At the end of May, the MTA rolled out its new tap-to-pay fare system, called OMNY (One Metro New York), at 16 subway stations on the 4, 5, and 6 lines between Grand Central-42nd Street and Atlantic Avenue-Barclays Center, in addition to all Staten Island buses. After a successful pilot–OMNY surpassed three million taps last week–the agency has now announced that it will add the contactless payment system at 48 more subway stations next month, including Penn Station, Whitehall Street, and all stops on the 1 train between Rector Street and 59th Street-Columbus Circle.
See the full list of additions
Image by Two Trees Management
The first commercial building at the Domino Sugar Factory site in Williamsburg officially launched leasing this week.
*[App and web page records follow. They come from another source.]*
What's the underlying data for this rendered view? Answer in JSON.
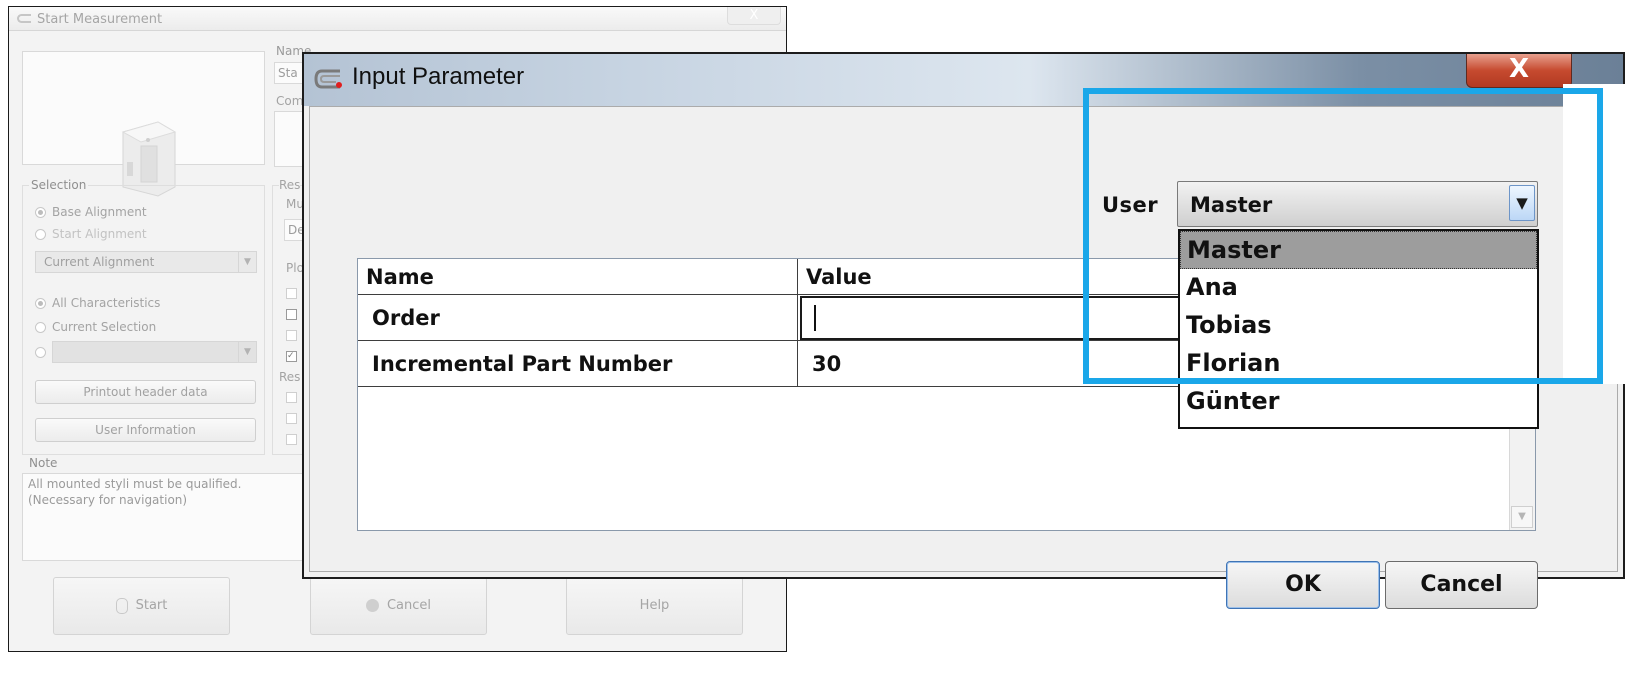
{
  "background_window": {
    "title": "Start Measurement",
    "name_label": "Name",
    "name_value": "Sta",
    "comment_label": "Com",
    "selection_label": "Selection",
    "results_label": "Res",
    "mu_label": "Mu",
    "de_value": "De",
    "plot_label": "Plo",
    "results2_label": "Res",
    "radio_base_alignment": "Base Alignment",
    "radio_start_alignment": "Start Alignment",
    "current_alignment_value": "Current Alignment",
    "radio_all_characteristics": "All Characteristics",
    "radio_current_selection": "Current Selection",
    "printout_button": "Printout header data",
    "user_info_button": "User Information",
    "note_label": "Note",
    "note_text_line1": "All mounted styli must be qualified.",
    "note_text_line2": "(Necessary for navigation)",
    "start_button": "Start",
    "cancel_button": "Cancel",
    "help_button": "Help",
    "close_glyph": "X"
  },
  "dialog": {
    "title": "Input Parameter",
    "close_glyph": "X",
    "user_label": "User",
    "user_selected": "Master",
    "user_options": [
      "Master",
      "Ana",
      "Tobias",
      "Florian",
      "Günter"
    ],
    "grid": {
      "headers": [
        "Name",
        "Value"
      ],
      "rows": [
        {
          "name": "Order",
          "value": ""
        },
        {
          "name": "Incremental Part Number",
          "value": "30"
        }
      ]
    },
    "ok_button": "OK",
    "cancel_button": "Cancel"
  },
  "colors": {
    "highlight": "#1aa7e9",
    "close_button": "#c64a2f",
    "dropdown_selected": "#9d9d9d"
  },
  "icons": {
    "app_logo": "caliper-logo-icon",
    "combo_arrow": "chevron-down-icon"
  }
}
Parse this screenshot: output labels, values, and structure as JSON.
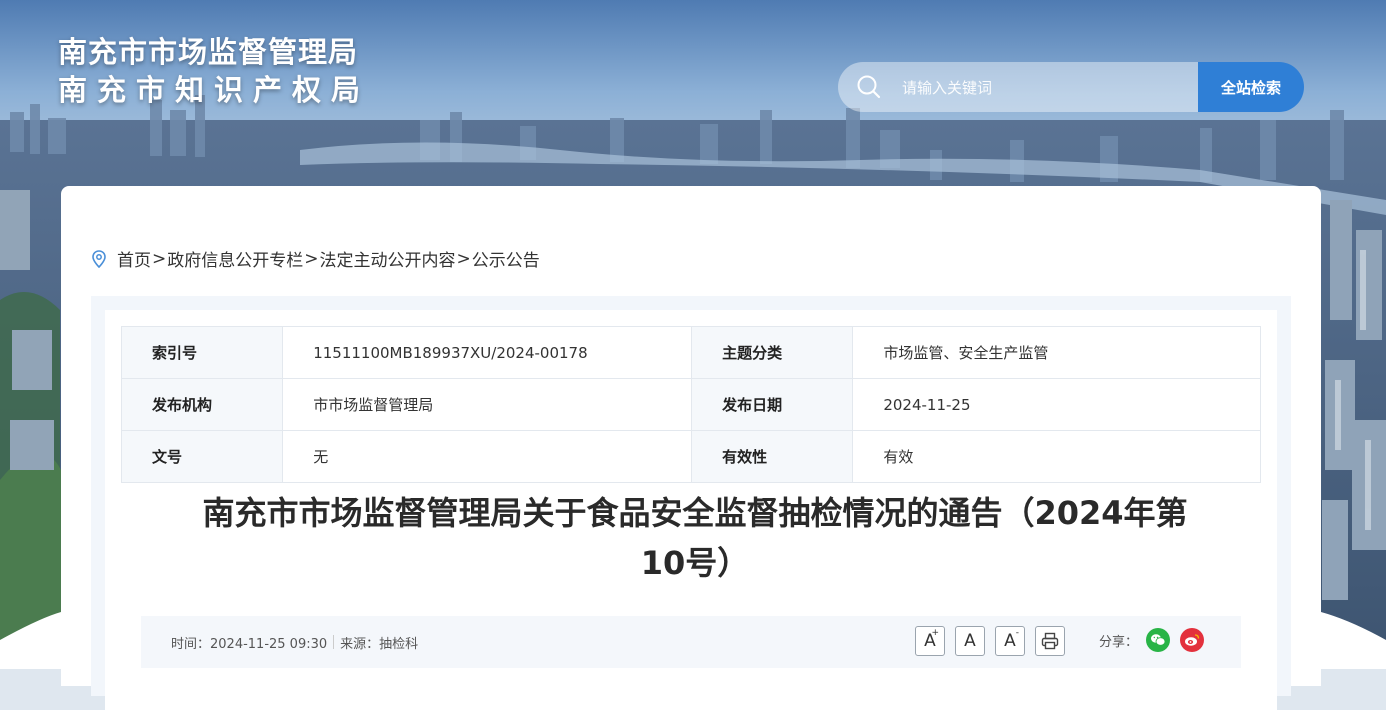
{
  "header": {
    "title_line1": "南充市市场监督管理局",
    "title_line2": "南充市知识产权局",
    "search_placeholder": "请输入关键词",
    "search_button": "全站检索"
  },
  "breadcrumb": {
    "items": [
      "首页",
      "政府信息公开专栏",
      "法定主动公开内容",
      "公示公告"
    ],
    "separator": ">"
  },
  "meta_table": {
    "rows": [
      {
        "k1": "索引号",
        "v1": "11511100MB189937XU/2024-00178",
        "k2": "主题分类",
        "v2": "市场监管、安全生产监管"
      },
      {
        "k1": "发布机构",
        "v1": "市市场监督管理局",
        "k2": "发布日期",
        "v2": "2024-11-25"
      },
      {
        "k1": "文号",
        "v1": "无",
        "k2": "有效性",
        "v2": "有效"
      }
    ]
  },
  "article": {
    "title_line1": "南充市市场监督管理局关于食品安全监督抽检情况的通告（2024年第",
    "title_line2": "10号）",
    "time": "时间：2024-11-25 09:30",
    "source": "来源：抽检科",
    "font_increase": "A",
    "font_normal": "A",
    "font_decrease": "A",
    "share_label": "分享："
  },
  "colors": {
    "accent": "#2f7fd6",
    "wechat": "#28b446",
    "weibo": "#e3313d"
  },
  "icons": [
    "search-icon",
    "location-icon",
    "print-icon",
    "wechat-icon",
    "weibo-icon"
  ]
}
Ten Grand Street sits within the 45-story mixed-use tower One South First, which opened in September with 330 rental units. Designed by COOKFOX Architects and developed by Two Trees Management, the towers interlock, a sustainable component that allows extra heat from the office building to be preserved and reused at the residential property. Offering tenants between 5,000 and 6,000-square-foot floor plates and floor-to-ceiling windows, Ten Grand boasts sweeping views of Manhattan, faces the six-acre Domino Park, and will be home to several Brooklyn-based retailers, including Roberta’s and Other Half Brewing.
Take the tour
All photos by Floto + Warner
After much anticipation, Nordstrom opened its new NYC flagship last week. Located inside Billionaires’ Row supertall Central Park Tower (the current world’s tallest residential building), the seven-story department store offers such perks as stroller cleaning and shoe repairs and stocks “more than 10,000 handbags, 100,000 pairs of shoes, and 6,000 pairs of jeans,” according to amNY. And in addition to all this retail excess, the store also has seven food and beverage options, including Broadway Bar, a cocktails and small plates restaurant on the third and fourth floors. Designed by Rafael de Cárdenas / Architecture at Large, Broadway Bar uses muted hues and subtly curved geometry to create a calm escape within the store. Ahead, get a better look at the space.
Left: Photo by David Shankbone on Wikimedia; Right: Rendering by Hayes Davidson for Brookfield Properties
Hoping to start a new chapter for the problem-plagued tower, Brookfield Asset Management has unveiled its plan to overhaul 666 Fifth Avenue. The 41-story Midtown office building will undergo a $400 million overhaul designed by Kohn Pedersen Fox Associates, including a new glass exterior, floor-to-ceiling windows, revamped rooftop spaces, and updated mechanical systems, as the Wall Street Journal first reported. And separating itself further from its past, the building’s address will now be 660 Fifth Avenue. New details this way